(App and web page records)
*-*-*

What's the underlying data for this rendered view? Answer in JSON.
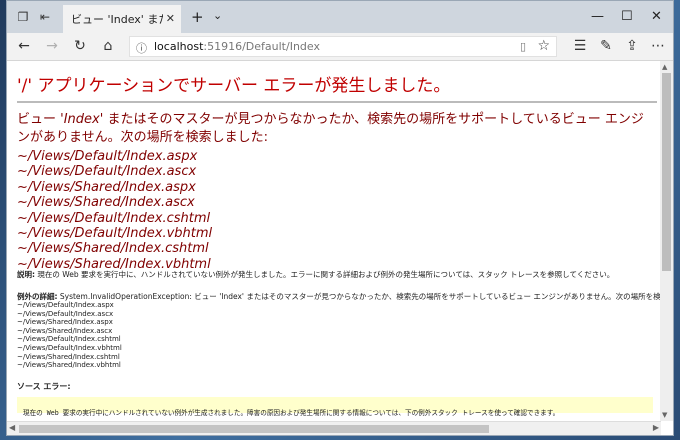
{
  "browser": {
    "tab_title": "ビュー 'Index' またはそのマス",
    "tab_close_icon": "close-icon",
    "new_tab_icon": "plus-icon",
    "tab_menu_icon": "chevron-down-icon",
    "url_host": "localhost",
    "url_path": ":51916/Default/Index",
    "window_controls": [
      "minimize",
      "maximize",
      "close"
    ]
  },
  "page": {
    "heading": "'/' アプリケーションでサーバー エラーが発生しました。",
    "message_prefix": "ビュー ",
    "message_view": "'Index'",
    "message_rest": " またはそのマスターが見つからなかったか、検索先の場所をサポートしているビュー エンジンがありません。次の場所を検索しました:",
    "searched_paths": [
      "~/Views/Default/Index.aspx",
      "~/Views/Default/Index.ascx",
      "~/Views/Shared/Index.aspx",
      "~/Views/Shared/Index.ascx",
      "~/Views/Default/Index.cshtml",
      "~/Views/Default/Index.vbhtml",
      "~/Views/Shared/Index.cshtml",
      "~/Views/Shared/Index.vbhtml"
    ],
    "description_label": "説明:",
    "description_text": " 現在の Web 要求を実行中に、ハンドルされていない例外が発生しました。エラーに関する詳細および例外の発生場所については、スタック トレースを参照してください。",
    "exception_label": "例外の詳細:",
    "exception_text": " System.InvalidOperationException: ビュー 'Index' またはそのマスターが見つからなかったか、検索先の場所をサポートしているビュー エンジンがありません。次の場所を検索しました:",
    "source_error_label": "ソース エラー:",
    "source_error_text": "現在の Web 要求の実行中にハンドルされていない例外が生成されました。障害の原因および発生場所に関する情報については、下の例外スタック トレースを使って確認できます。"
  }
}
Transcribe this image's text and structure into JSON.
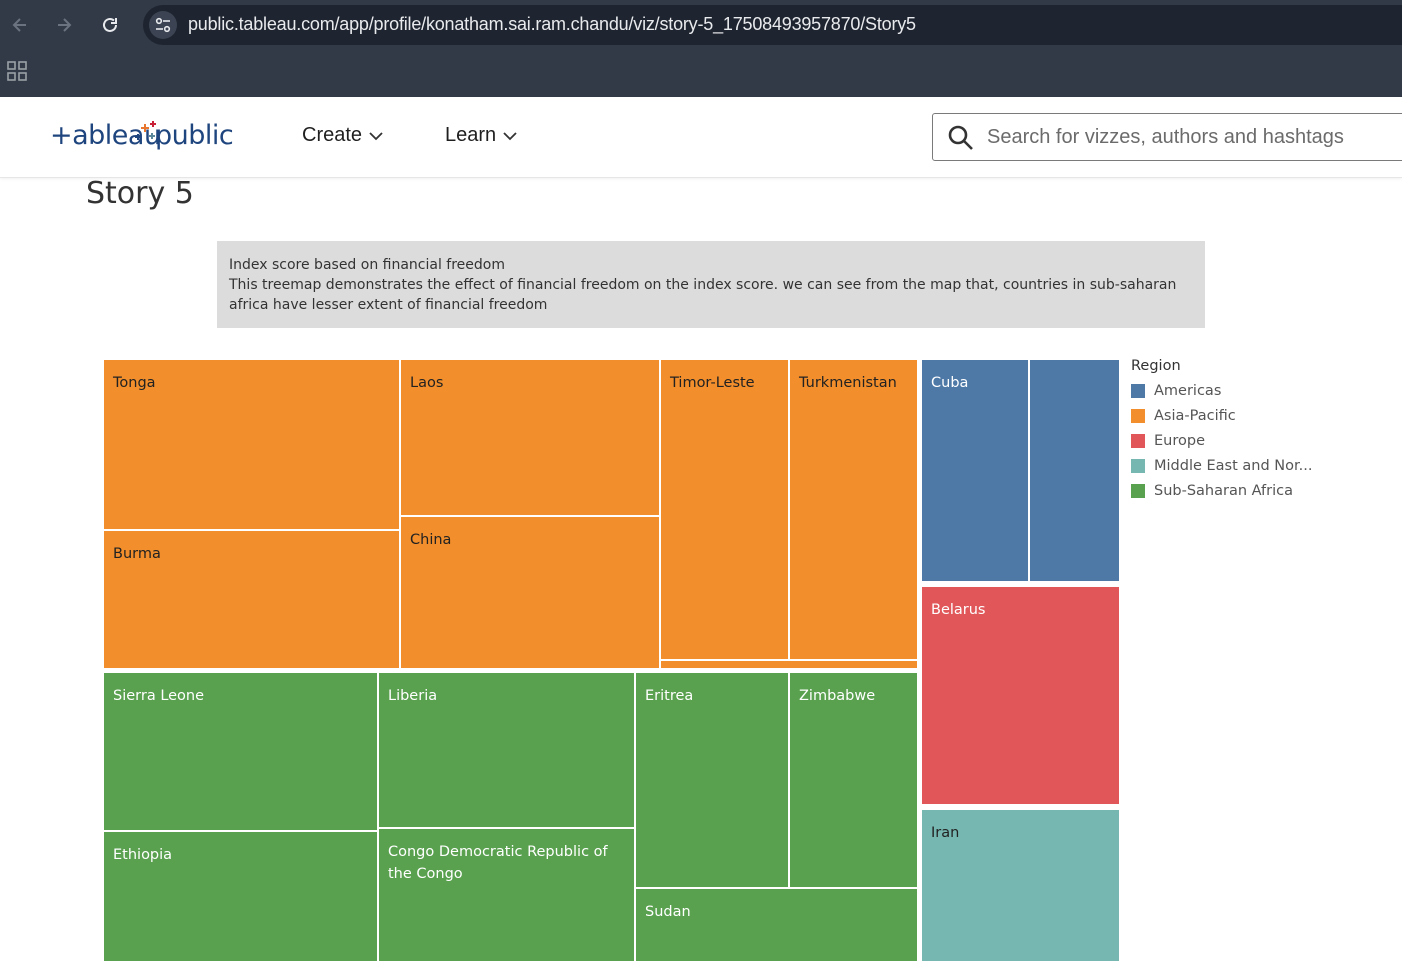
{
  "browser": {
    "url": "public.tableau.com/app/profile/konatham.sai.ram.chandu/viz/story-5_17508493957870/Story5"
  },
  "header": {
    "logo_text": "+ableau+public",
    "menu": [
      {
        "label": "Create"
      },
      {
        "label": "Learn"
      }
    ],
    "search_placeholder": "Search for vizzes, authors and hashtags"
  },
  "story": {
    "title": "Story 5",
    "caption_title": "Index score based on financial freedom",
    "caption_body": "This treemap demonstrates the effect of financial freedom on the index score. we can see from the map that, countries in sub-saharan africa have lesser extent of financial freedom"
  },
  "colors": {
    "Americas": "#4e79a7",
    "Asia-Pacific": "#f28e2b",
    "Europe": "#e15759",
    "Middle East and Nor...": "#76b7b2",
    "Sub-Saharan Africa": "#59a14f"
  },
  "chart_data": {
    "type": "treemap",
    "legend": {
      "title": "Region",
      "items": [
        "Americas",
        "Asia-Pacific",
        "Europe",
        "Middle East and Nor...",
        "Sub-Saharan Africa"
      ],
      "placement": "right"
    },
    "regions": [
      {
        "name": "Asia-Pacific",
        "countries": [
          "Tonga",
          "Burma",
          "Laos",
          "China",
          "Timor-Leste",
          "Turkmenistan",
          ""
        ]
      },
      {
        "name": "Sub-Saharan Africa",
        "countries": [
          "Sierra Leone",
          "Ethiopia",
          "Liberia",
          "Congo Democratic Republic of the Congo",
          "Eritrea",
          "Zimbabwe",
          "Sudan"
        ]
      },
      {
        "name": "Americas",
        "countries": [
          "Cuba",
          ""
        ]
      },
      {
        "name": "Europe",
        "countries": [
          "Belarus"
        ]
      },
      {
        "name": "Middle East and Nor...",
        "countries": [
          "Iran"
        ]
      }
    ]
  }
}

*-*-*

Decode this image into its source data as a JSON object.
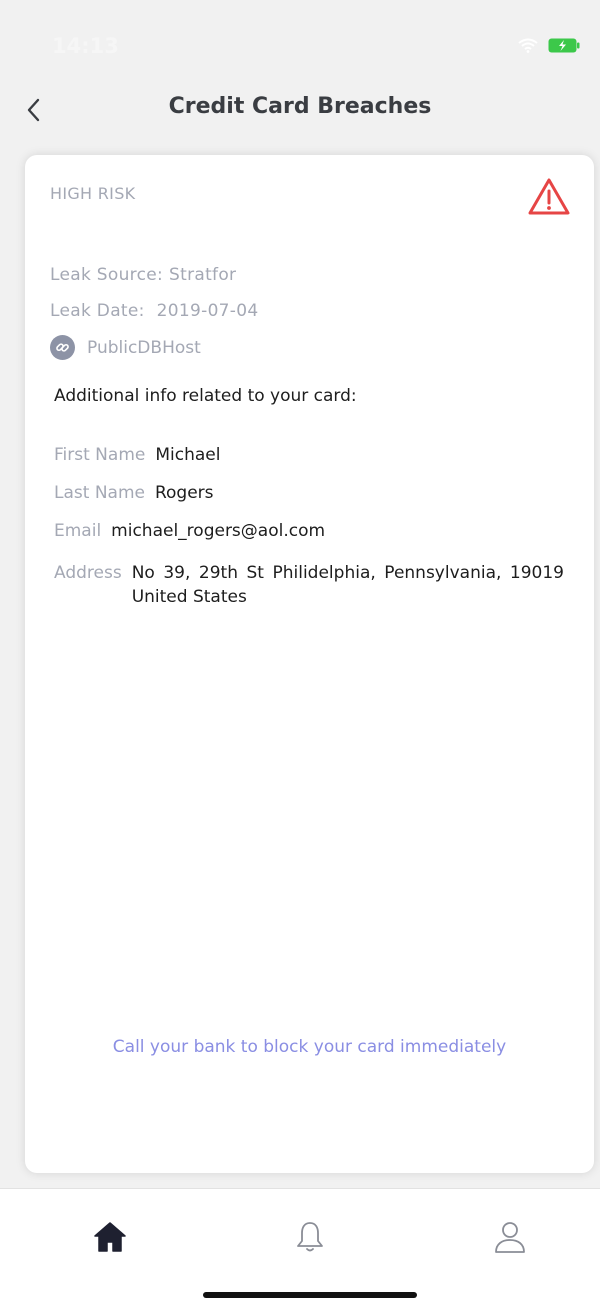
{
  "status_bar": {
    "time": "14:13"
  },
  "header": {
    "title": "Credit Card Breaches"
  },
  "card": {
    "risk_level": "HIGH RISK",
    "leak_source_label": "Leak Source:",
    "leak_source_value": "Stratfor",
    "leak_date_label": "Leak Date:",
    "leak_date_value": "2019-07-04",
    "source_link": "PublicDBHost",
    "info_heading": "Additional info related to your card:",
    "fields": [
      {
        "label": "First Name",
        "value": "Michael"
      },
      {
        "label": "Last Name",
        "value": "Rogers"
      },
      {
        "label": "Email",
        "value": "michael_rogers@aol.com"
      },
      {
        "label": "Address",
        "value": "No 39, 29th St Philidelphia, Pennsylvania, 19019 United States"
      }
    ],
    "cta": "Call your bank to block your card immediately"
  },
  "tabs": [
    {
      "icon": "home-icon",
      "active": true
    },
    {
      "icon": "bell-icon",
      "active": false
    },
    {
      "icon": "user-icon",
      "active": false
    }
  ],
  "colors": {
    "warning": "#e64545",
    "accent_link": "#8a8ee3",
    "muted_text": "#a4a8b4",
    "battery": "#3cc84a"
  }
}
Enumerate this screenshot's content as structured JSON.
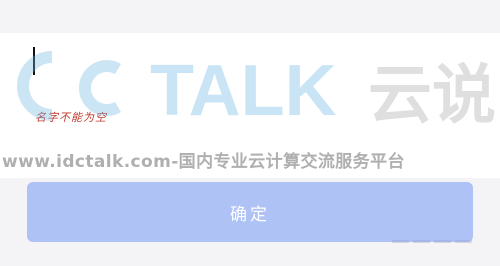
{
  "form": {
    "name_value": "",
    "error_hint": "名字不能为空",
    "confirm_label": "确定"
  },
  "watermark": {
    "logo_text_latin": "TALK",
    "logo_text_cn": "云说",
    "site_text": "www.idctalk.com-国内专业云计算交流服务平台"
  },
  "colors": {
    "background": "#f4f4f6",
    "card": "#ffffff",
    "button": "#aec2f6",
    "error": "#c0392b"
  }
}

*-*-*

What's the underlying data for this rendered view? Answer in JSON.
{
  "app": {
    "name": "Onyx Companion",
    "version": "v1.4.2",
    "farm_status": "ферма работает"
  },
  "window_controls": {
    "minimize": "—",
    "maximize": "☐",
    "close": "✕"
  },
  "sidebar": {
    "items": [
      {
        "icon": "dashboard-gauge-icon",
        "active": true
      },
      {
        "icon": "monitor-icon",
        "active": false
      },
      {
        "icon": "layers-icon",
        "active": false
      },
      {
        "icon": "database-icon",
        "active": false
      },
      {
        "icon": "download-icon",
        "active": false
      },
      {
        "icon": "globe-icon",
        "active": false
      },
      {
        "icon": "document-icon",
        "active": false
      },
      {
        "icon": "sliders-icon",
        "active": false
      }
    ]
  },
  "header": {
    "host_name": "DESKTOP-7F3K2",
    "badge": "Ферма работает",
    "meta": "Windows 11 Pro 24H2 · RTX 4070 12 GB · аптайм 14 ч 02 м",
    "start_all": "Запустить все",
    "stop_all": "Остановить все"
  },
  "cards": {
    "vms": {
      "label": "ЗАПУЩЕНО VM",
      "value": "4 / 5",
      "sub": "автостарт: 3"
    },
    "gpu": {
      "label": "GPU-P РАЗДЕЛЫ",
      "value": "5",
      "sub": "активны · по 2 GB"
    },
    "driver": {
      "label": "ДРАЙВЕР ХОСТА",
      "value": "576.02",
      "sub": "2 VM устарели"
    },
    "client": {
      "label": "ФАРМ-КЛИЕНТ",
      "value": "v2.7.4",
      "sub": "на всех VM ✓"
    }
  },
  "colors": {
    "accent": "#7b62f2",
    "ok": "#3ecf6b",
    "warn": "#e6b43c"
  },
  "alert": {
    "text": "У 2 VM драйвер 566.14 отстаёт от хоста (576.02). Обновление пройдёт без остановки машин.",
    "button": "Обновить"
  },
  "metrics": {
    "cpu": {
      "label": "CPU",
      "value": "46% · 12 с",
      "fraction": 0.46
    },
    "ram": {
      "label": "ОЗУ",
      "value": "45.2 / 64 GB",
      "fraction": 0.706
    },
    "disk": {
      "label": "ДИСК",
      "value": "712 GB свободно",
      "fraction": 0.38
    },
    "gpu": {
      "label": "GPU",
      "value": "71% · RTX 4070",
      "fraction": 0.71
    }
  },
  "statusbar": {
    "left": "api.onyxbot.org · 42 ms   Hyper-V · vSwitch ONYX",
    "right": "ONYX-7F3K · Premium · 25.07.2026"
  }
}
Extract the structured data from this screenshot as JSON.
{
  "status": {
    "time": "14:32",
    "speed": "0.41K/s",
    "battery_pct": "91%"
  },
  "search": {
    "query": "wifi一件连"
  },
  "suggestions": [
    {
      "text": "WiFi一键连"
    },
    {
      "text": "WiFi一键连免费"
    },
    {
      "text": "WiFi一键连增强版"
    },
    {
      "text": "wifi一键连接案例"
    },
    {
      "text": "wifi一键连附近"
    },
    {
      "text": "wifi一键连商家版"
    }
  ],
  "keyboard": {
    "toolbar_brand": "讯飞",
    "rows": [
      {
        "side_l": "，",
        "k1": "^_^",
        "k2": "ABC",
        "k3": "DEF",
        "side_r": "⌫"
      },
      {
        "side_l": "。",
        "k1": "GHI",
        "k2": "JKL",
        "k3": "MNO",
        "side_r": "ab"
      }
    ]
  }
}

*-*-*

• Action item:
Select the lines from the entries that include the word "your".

• Expected output:
    "info_heading": "Additional info related to your card:",
    "cta": "Call your bank to block your card immediately"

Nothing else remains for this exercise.